  • Psychotherapy. Cognitive behavioral therapy (CBT) is a behavioral approach that is very effective for treating depression or anxiety. CBT helps the patient identify irrational thoughts that leads to depressive symptoms or anxiety responses. The CBT therapist will guide patients toward developing more rational thought patterns. There are also exposure therapies for helping those with depression or anxiety that is related to a trauma.
  • Holistic activities. Acknowledging the powerful mind-body connection, establishing healthy habits that promote physical wellness and help to regulate stress is essential. Incorporating regular exercise, a nutritious diet, and stress-reduction activities helps round out the treatment approach. Some activities that help reduce stress and promote calm include yoga, deep breathing techniques, practicing mindfulness, guided meditation, acupuncture, massage, and aromatherapy.

For patients with depression who do not respond to antidepressant drug therapy, there are some alternative approaches that may be helpful. These include brain stimulation techniques such as TMS therapy, vagus nerve stimulation, and deep brain stimulation.

Antidepressants remain the centerpiece of depression treatment protocols. While these medications do not work for everybody, the positive effect of antidepressants experienced by the majority of depression patients reinforces them for essential treatment of depressive disorders. Depression is a serious mental health disorder that should be diagnosed and treated to limit impairment. Giving antidepressants a trial run is a prudent step in stemming the impact of the symptoms on one’s life.

Elevation Behavioral Health Provides Luxury Residential Mental Health Treatment

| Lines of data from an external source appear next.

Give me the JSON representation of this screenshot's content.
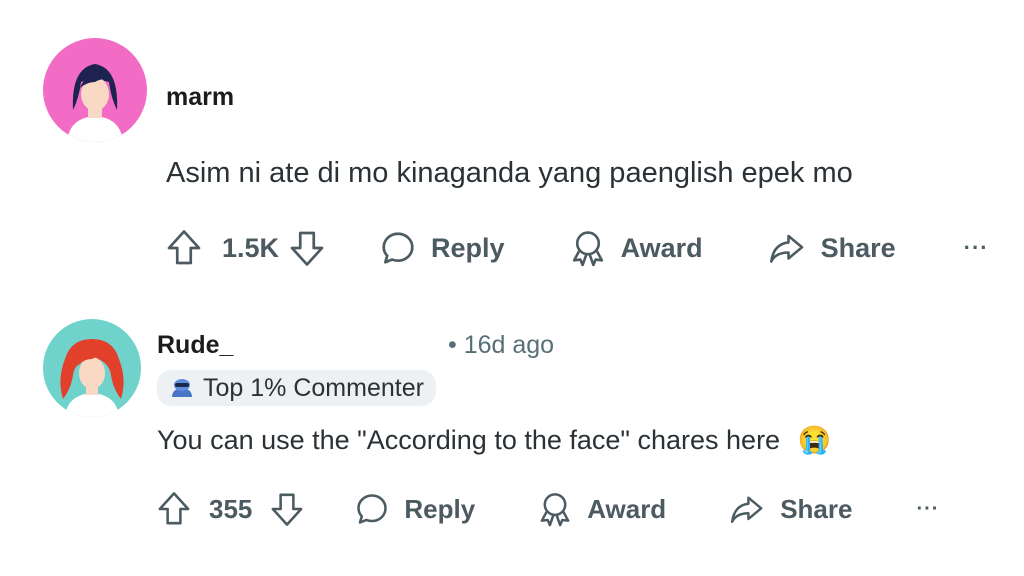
{
  "comments": [
    {
      "username": "marm",
      "body": "Asim ni ate di mo kinaganda yang paenglish epek mo",
      "votes": "1.5K",
      "reply_label": "Reply",
      "award_label": "Award",
      "share_label": "Share",
      "more_label": "···",
      "avatar_bg": "#f26bc4"
    },
    {
      "username": "Rude_",
      "timestamp": "• 16d ago",
      "badge": "Top 1% Commenter",
      "body": "You can use the \"According to the face\" chares here",
      "emoji": "😭",
      "votes": "355",
      "reply_label": "Reply",
      "award_label": "Award",
      "share_label": "Share",
      "more_label": "···",
      "avatar_bg": "#6fd3cc"
    }
  ]
}
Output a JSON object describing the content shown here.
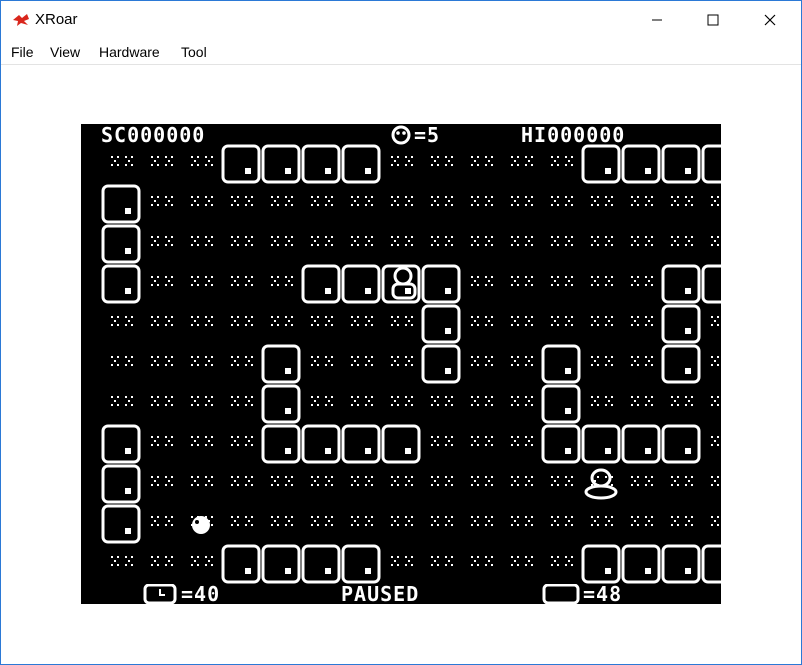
{
  "window": {
    "title": "XRoar"
  },
  "menu": {
    "items": [
      "File",
      "View",
      "Hardware",
      "Tool"
    ]
  },
  "game": {
    "score": "SC000000",
    "lives": "=5",
    "hiscore": "HI000000",
    "timer": "=40",
    "status": "PAUSED",
    "blocks": "=48"
  },
  "colors": {
    "screen": "#000000",
    "sprite": "#ffffff",
    "window_border": "#2b79d6"
  }
}
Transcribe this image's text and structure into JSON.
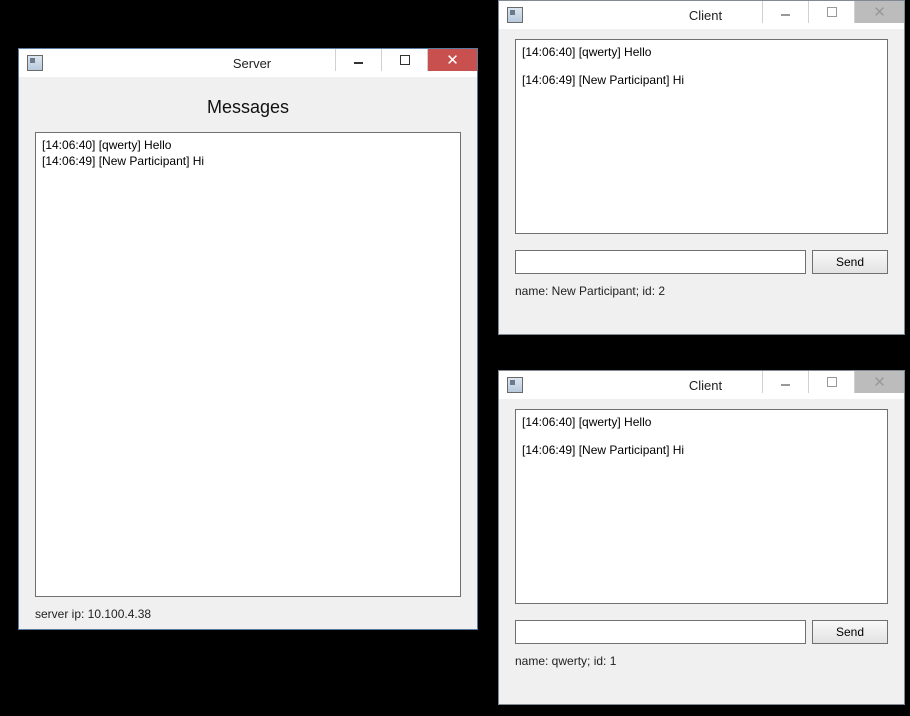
{
  "server": {
    "title": "Server",
    "heading": "Messages",
    "messages": [
      "[14:06:40] [qwerty] Hello",
      "[14:06:49] [New Participant] Hi"
    ],
    "status": "server ip: 10.100.4.38"
  },
  "client1": {
    "title": "Client",
    "messages": [
      "[14:06:40] [qwerty] Hello",
      "[14:06:49] [New Participant] Hi"
    ],
    "input_value": "",
    "send_label": "Send",
    "status": "name: New Participant; id: 2"
  },
  "client2": {
    "title": "Client",
    "messages": [
      "[14:06:40] [qwerty] Hello",
      "[14:06:49] [New Participant] Hi"
    ],
    "input_value": "",
    "send_label": "Send",
    "status": "name: qwerty; id: 1"
  }
}
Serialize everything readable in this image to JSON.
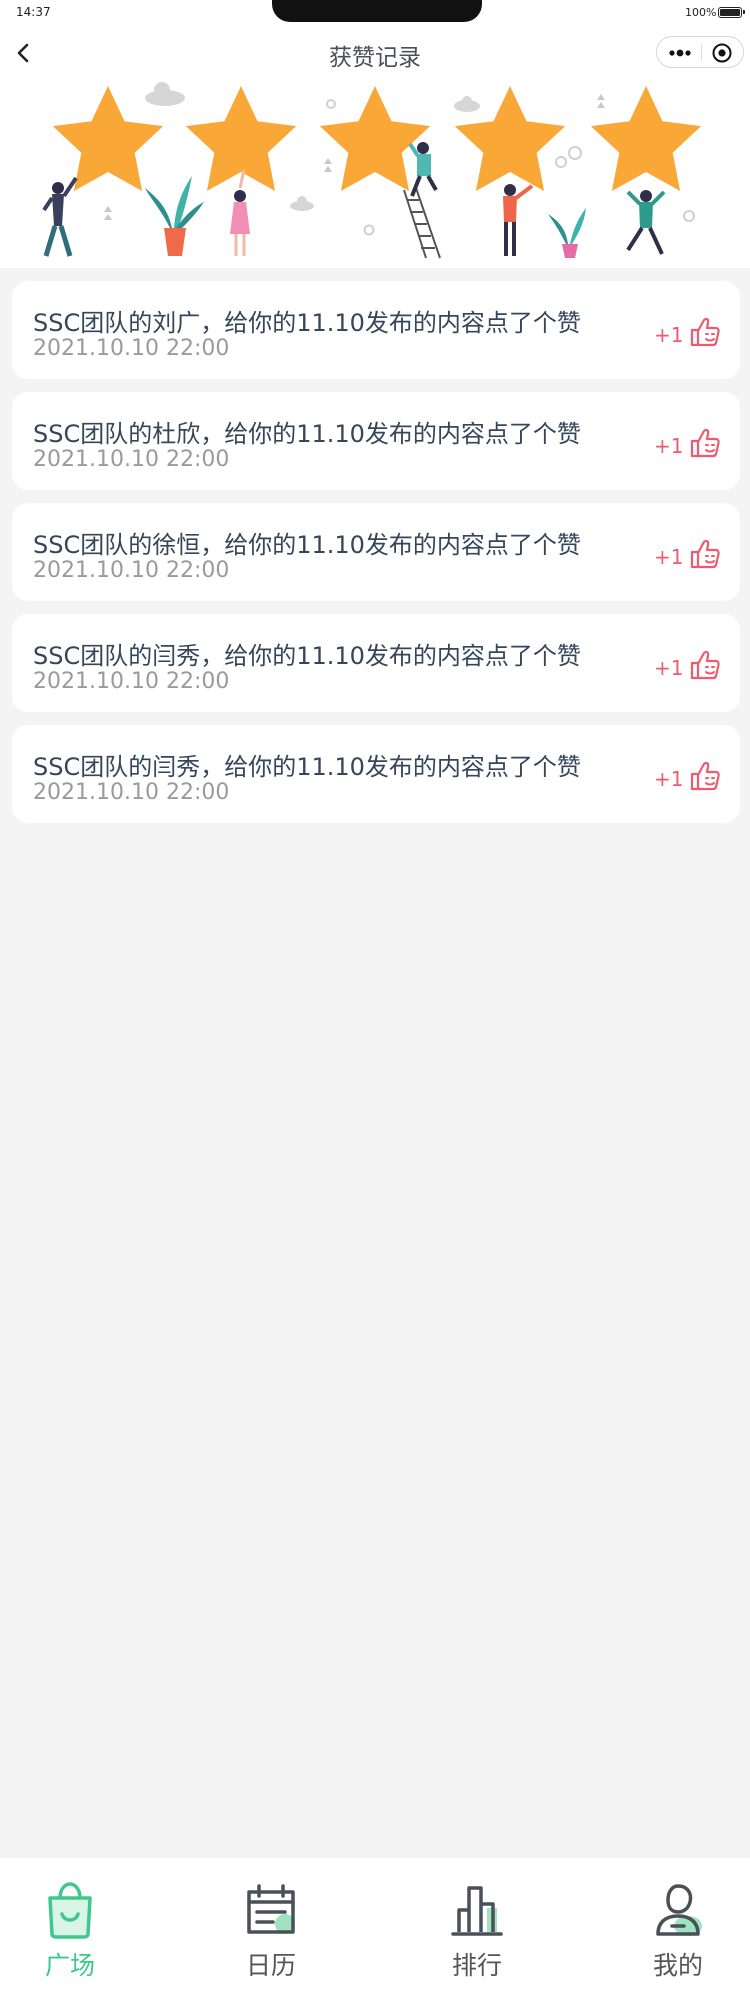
{
  "status_bar": {
    "time": "14:37",
    "battery": "100%"
  },
  "nav": {
    "title": "获赞记录"
  },
  "likes": [
    {
      "text": "SSC团队的刘广，给你的11.10发布的内容点了个赞",
      "time": "2021.10.10 22:00",
      "badge": "+1"
    },
    {
      "text": "SSC团队的杜欣，给你的11.10发布的内容点了个赞",
      "time": "2021.10.10 22:00",
      "badge": "+1"
    },
    {
      "text": "SSC团队的徐恒，给你的11.10发布的内容点了个赞",
      "time": "2021.10.10 22:00",
      "badge": "+1"
    },
    {
      "text": "SSC团队的闫秀，给你的11.10发布的内容点了个赞",
      "time": "2021.10.10 22:00",
      "badge": "+1"
    },
    {
      "text": "SSC团队的闫秀，给你的11.10发布的内容点了个赞",
      "time": "2021.10.10 22:00",
      "badge": "+1"
    }
  ],
  "tabs": [
    {
      "label": "广场",
      "icon": "shopping-bag-icon",
      "active": true
    },
    {
      "label": "日历",
      "icon": "calendar-icon",
      "active": false
    },
    {
      "label": "排行",
      "icon": "bar-chart-icon",
      "active": false
    },
    {
      "label": "我的",
      "icon": "user-icon",
      "active": false
    }
  ],
  "colors": {
    "accent": "#3fc88c",
    "like": "#f05a6e",
    "star": "#f9a838",
    "background": "#f4f4f4"
  }
}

Elevation Behavioral Health is an upscale residential mental health program based in Los Angeles that features an intimate, home-like environment. Elevation Behavioral Health treats a comprehensive list of mental health disorders, including depression, anxiety, personality disorder, mood disorder, and more, using a proven integrated 3-pronged approach including medication, psychotherapy, and holistic methods. If you are struggling with a mental health condition, contact our compassionate team at Elevation Behavioral Health today at (888) 561-0868.